2. Miquel, Jaime. An integrated theory of aging as the result of mitochondrial DNA mutation in differentiated cells. Arch Gerontol Geriatr, 1991, 12: 99-117.
3. Miquel, Jaime. An update on the mitochondrial-DNA mutation hypothesis of cell aging, Mutation Research, 1992, 275: 209-216.
4. Miquel, Jaime, Tappel, C.J., Dillard, C.J., Herman, M.M., and Bensch, K.KG. Fluorescent products and lysosomal components in aging Drosophila melanogaster, J. Gerontol, 1974, 29: 622-637.
5. Miquel, Jaime, Oro, J., Bensch, K.G., and Johnson, J.E. Lipofuscin: Fine structural and biochemical studies, in Free Radicals in Biology, Vol III, by W. Pryor (ed), 1977, 133-182.
6. Miquel, Jaime, Lundgren, P.R., and Johnson, J.E. Spectrophotometric and electron microscopic study of lipofuscin accumulation in the testis of aging mice. J Gerontol, 1978, 33: 5-19.
7. Miquel, Jaime, Economos, A.C., Fleming, J., and Johnson, J.E. Mitochondrial role in cell aging, Exp Gerontol, 1980, 15: 575-591.
8. Miquel, Jaime, and Fleming, J.E. Theoretical and experimental support for an oxygen radical-mitochondrial injury hypothesis of cell aging, in: Free Radicals, Aging and Degenerative Diseases, by J.E. Johnson, R. Walford, D. Harman, and J. Miquel (eds), 1986, Alan R. Liss, New York, 51-74.
9. Fleming, J.E., Miquel, J., and Bensch, K.G. Age-dependent changes in mitochondria. Molecular Biology of Aging, 1985, Plenum, New York, 143-155.

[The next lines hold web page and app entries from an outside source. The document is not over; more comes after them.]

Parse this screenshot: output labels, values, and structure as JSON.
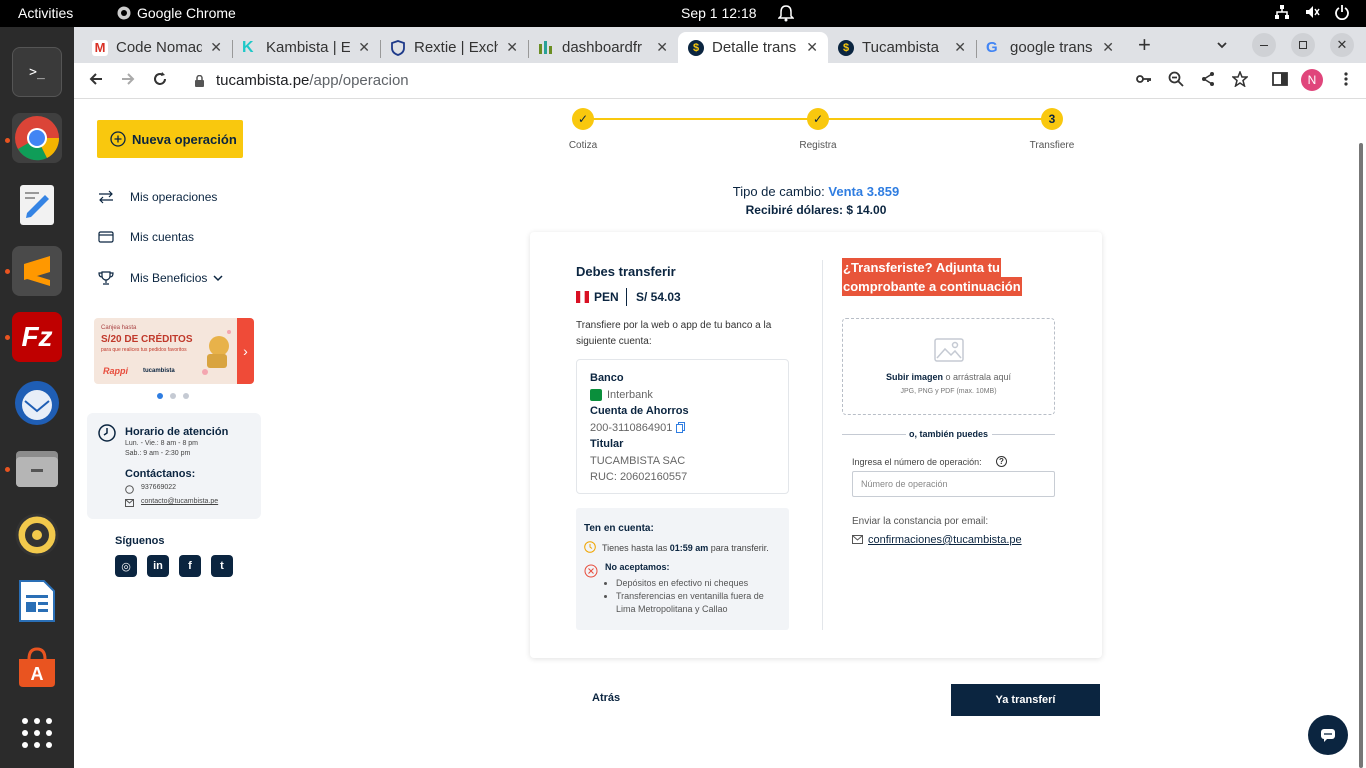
{
  "topbar": {
    "activities": "Activities",
    "app_name": "Google Chrome",
    "clock": "Sep 1  12:18"
  },
  "dock": {
    "items": [
      "terminal-icon",
      "chrome-icon",
      "text-editor-icon",
      "sublime-icon",
      "filezilla-icon",
      "thunderbird-icon",
      "files-icon",
      "rhythmbox-icon",
      "libreoffice-writer-icon",
      "app-center-icon",
      "show-apps-icon"
    ]
  },
  "browser": {
    "tabs": [
      {
        "title": "Code Nomad",
        "favicon_color": "#d93025",
        "close": "✕"
      },
      {
        "title": "Kambista | E",
        "favicon_color": "#1ec8c8",
        "close": "✕"
      },
      {
        "title": "Rextie | Exch",
        "favicon_color": "#1e3a8a",
        "close": "✕"
      },
      {
        "title": "dashboardfr",
        "favicon_color": "#6b8e23",
        "close": "✕"
      },
      {
        "title": "Detalle trans",
        "favicon_color": "#0b2540",
        "close": "✕"
      },
      {
        "title": "Tucambista",
        "favicon_color": "#0b2540",
        "close": "✕"
      },
      {
        "title": "google trans",
        "favicon_color": "#4285f4",
        "close": "✕"
      }
    ],
    "new_tab": "+",
    "url_host": "tucambista.pe",
    "url_path": "/app/operacion",
    "profile_initial": "N"
  },
  "sidebar": {
    "new_op_label": "Nueva operación",
    "nav": [
      {
        "label": "Mis operaciones"
      },
      {
        "label": "Mis cuentas"
      },
      {
        "label": "Mis Beneficios"
      }
    ],
    "promo": {
      "line1": "Canjea hasta",
      "line2": "S/20 DE CRÉDITOS",
      "line3": "para que realices tus pedidos favoritos",
      "brand1": "Rappi",
      "brand2": "tucambista"
    },
    "hours_title": "Horario de atención",
    "hours_line1": "Lun. - Vie.: 8 am - 8 pm",
    "hours_line2": "Sab.: 9 am - 2:30 pm",
    "contact_title": "Contáctanos:",
    "phone": "937669022",
    "email": "contacto@tucambista.pe",
    "follow": "Síguenos",
    "social": [
      "instagram-icon",
      "linkedin-icon",
      "facebook-icon",
      "twitter-icon"
    ]
  },
  "stepper": {
    "steps": [
      {
        "label": "Cotiza",
        "mark": "✓"
      },
      {
        "label": "Registra",
        "mark": "✓"
      },
      {
        "label": "Transfiere",
        "mark": "3"
      }
    ]
  },
  "rate": {
    "label": "Tipo de cambio:",
    "value": "Venta 3.859",
    "receive": "Recibiré dólares: $ 14.00"
  },
  "transfer": {
    "title": "Debes transferir",
    "currency": "PEN",
    "amount": "S/ 54.03",
    "instructions": "Transfiere por la web o app de tu banco a la siguiente cuenta:",
    "bank_label": "Banco",
    "bank_value": "Interbank",
    "account_label": "Cuenta de Ahorros",
    "account_value": "200-3110864901",
    "holder_label": "Titular",
    "holder_value": "TUCAMBISTA SAC",
    "ruc_value": "RUC: 20602160557"
  },
  "notice": {
    "title": "Ten en cuenta:",
    "deadline_prefix": "Tienes hasta las",
    "deadline_time": "01:59 am",
    "deadline_suffix": "para transferir.",
    "no_accept": "No aceptamos:",
    "items": [
      "Depósitos en efectivo ni cheques",
      "Transferencias en ventanilla fuera de Lima Metropolitana y Callao"
    ]
  },
  "proof": {
    "heading_l1": "¿Transferiste? Adjunta tu",
    "heading_l2": "comprobante a continuación",
    "upload_link": "Subir imagen",
    "upload_rest": "o arrástrala aquí",
    "upload_hint": "JPG, PNG y PDF (max. 10MB)",
    "or_text": "o, también puedes",
    "op_label": "Ingresa el número de operación:",
    "op_placeholder": "Número de operación",
    "email_label": "Enviar la constancia por email:",
    "email_value": "confirmaciones@tucambista.pe"
  },
  "actions": {
    "back": "Atrás",
    "done": "Ya transferí"
  }
}
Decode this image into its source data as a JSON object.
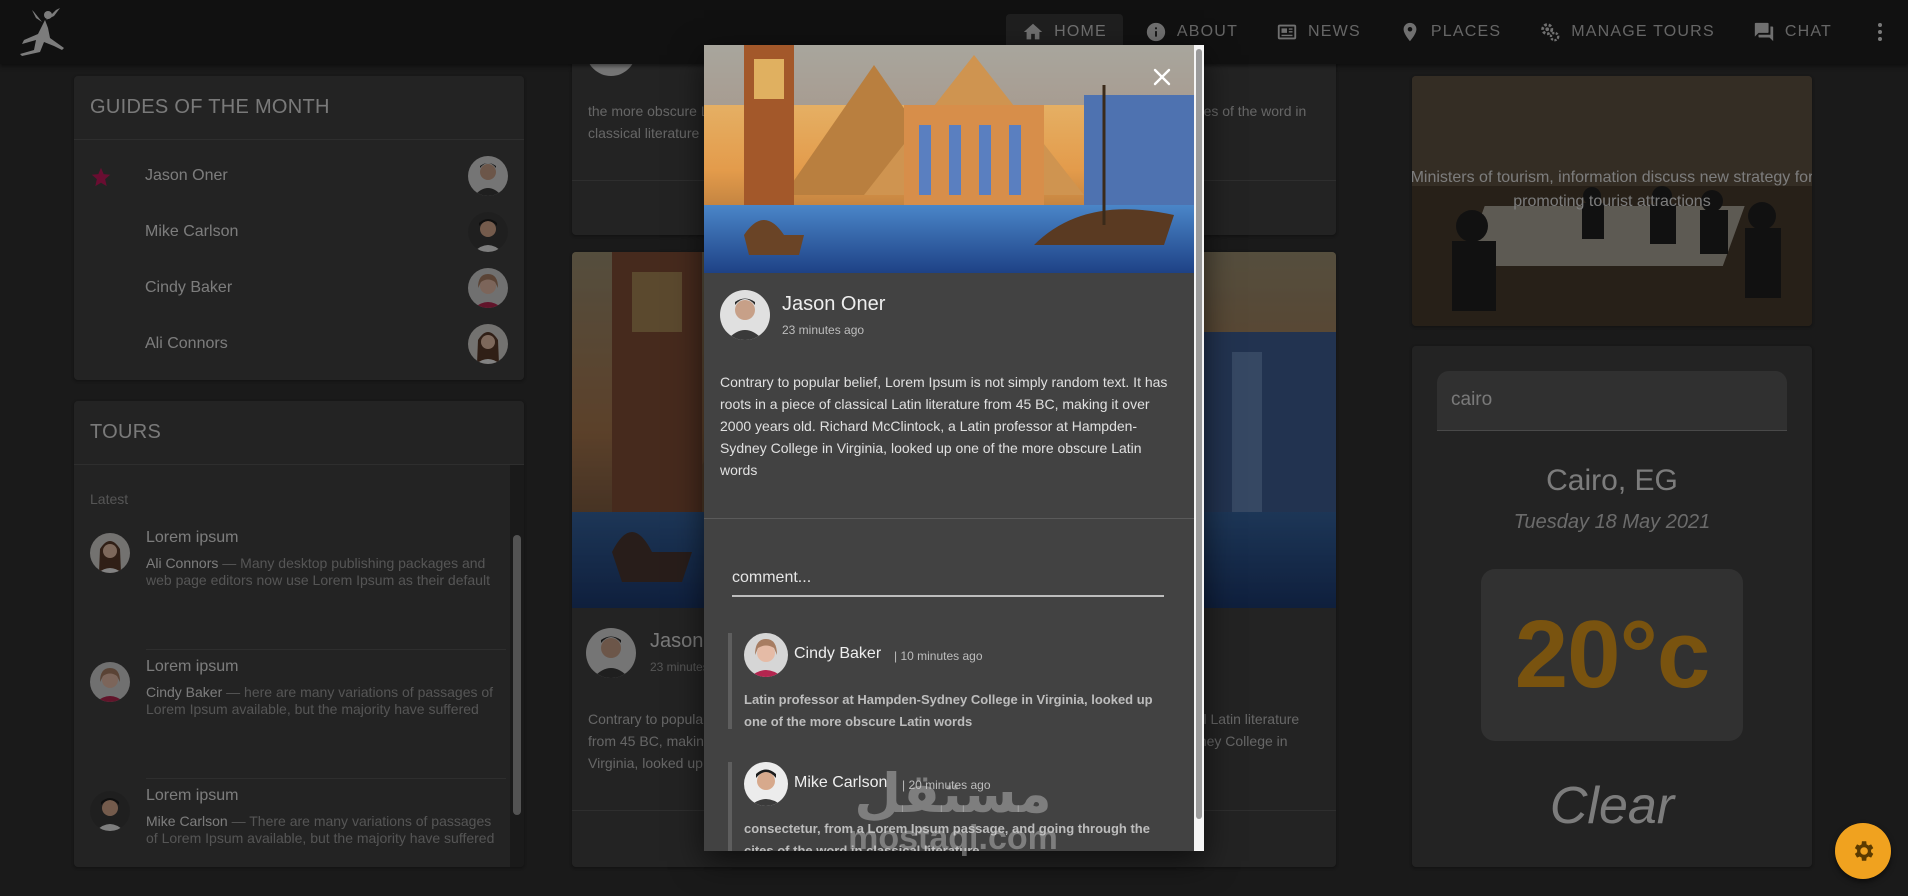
{
  "nav": {
    "items": [
      {
        "label": "HOME",
        "icon": "home-icon",
        "active": true
      },
      {
        "label": "ABOUT",
        "icon": "info-icon"
      },
      {
        "label": "NEWS",
        "icon": "newspaper-icon"
      },
      {
        "label": "PLACES",
        "icon": "location-pin-icon"
      },
      {
        "label": "MANAGE TOURS",
        "icon": "gears-icon"
      },
      {
        "label": "CHAT",
        "icon": "forum-icon"
      }
    ]
  },
  "guides": {
    "title": "GUIDES OF THE MONTH",
    "items": [
      {
        "name": "Jason Oner",
        "starred": true
      },
      {
        "name": "Mike Carlson"
      },
      {
        "name": "Cindy Baker"
      },
      {
        "name": "Ali Connors"
      }
    ]
  },
  "tours": {
    "title": "TOURS",
    "subheader": "Latest",
    "items": [
      {
        "title": "Lorem ipsum",
        "author": "Ali Connors",
        "body": " — Many desktop publishing packages and web page editors now use Lorem Ipsum as their default model text"
      },
      {
        "title": "Lorem ipsum",
        "author": "Cindy Baker",
        "body": " — here are many variations of passages of Lorem Ipsum available, but the majority have suffered alteration"
      },
      {
        "title": "Lorem ipsum",
        "author": "Mike Carlson",
        "body": " — There are many variations of passages of Lorem Ipsum available, but the majority have suffered alteration"
      }
    ]
  },
  "posts": {
    "first_text": "the more obscure Latin words, consectetur, from a Lorem Ipsum passage, and going through the cites of the word in classical literature",
    "second_author": "Jason Oner",
    "second_time": "23 minutes ago",
    "second_text": "Contrary to popular belief, Lorem Ipsum is not simply random text. It has roots in a piece of classical Latin literature from 45 BC, making it over 2000 years old. Richard McClintock, a Latin professor at Hampden-Sydney College in Virginia, looked up"
  },
  "news": {
    "caption": "Ministers of tourism, information discuss new strategy for promoting tourist attractions"
  },
  "weather": {
    "search_value": "cairo",
    "city": "Cairo, EG",
    "date": "Tuesday 18 May 2021",
    "temp": "20°c",
    "condition": "Clear",
    "temp_color": "#e09a1c"
  },
  "dialog": {
    "author": "Jason Oner",
    "time": "23 minutes ago",
    "text": "Contrary to popular belief, Lorem Ipsum is not simply random text. It has roots in a piece of classical Latin literature from 45 BC, making it over 2000 years old. Richard McClintock, a Latin professor at Hampden-Sydney College in Virginia, looked up one of the more obscure Latin words",
    "comment_placeholder": "comment...",
    "comments": [
      {
        "name": "Cindy Baker",
        "time": "| 10 minutes ago",
        "text": "Latin professor at Hampden-Sydney College in Virginia, looked up one of the more obscure Latin words"
      },
      {
        "name": "Mike Carlson",
        "time": "| 20 minutes ago",
        "text": "consectetur, from a Lorem Ipsum passage, and going through the cites of the word in classical literature"
      }
    ]
  },
  "watermark": {
    "arabic": "مستقل",
    "latin": "mostaql.com"
  },
  "colors": {
    "accent": "#f0a21f",
    "star": "#c2185b",
    "background": "#303030",
    "card": "#424242"
  }
}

10. Kiessling, .H., Pilstrom, I., Karlsson, J., and Piehl, K. Mitochondrial volume in skeletal muscle from young and old physically untrained and trained healthy men fand from alcoholics. Clin Sci, 1973, 44: 547-554.
11. Harding, A.E. Growing old: The most common mitochondrial disease of all? Nature Genetics December, 1992, 2: 251-252.
12. Miquel, Jaime. Can antioxidant diet supplementation protect against age-related mitochondrial damage? Ann NY Acad Sci, 2002, 959 (Increasing The Healthy Life Span), 508-516.